- Exercise requirements
Look through the data below and show every line that includes "Fakemame".

- Records
++++++++
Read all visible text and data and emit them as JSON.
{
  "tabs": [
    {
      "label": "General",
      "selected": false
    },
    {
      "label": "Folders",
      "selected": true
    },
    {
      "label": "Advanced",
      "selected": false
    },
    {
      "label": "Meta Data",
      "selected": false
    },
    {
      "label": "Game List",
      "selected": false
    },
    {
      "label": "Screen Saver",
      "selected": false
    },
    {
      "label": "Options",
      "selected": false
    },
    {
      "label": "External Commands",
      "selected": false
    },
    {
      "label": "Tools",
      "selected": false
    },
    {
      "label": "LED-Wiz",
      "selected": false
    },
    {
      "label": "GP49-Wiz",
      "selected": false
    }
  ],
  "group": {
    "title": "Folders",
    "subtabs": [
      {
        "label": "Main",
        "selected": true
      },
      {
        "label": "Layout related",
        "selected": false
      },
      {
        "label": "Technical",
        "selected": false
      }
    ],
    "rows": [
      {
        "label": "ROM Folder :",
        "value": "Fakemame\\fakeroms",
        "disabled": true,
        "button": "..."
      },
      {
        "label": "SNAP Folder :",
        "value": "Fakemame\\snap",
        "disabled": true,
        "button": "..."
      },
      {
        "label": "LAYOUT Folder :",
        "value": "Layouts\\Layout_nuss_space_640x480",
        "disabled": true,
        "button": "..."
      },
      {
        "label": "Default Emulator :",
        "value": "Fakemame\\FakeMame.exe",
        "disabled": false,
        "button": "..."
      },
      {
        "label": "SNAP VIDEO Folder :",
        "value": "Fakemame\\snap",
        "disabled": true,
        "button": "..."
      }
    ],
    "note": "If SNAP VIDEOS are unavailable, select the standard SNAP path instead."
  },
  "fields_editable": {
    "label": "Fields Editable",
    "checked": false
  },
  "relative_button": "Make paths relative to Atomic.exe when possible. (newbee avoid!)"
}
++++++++
- Worked solution
        "value": "Fakemame\\fakeroms",
        "value": "Fakemame\\snap",
        "value": "Fakemame\\FakeMame.exe",
        "value": "Fakemame\\snap",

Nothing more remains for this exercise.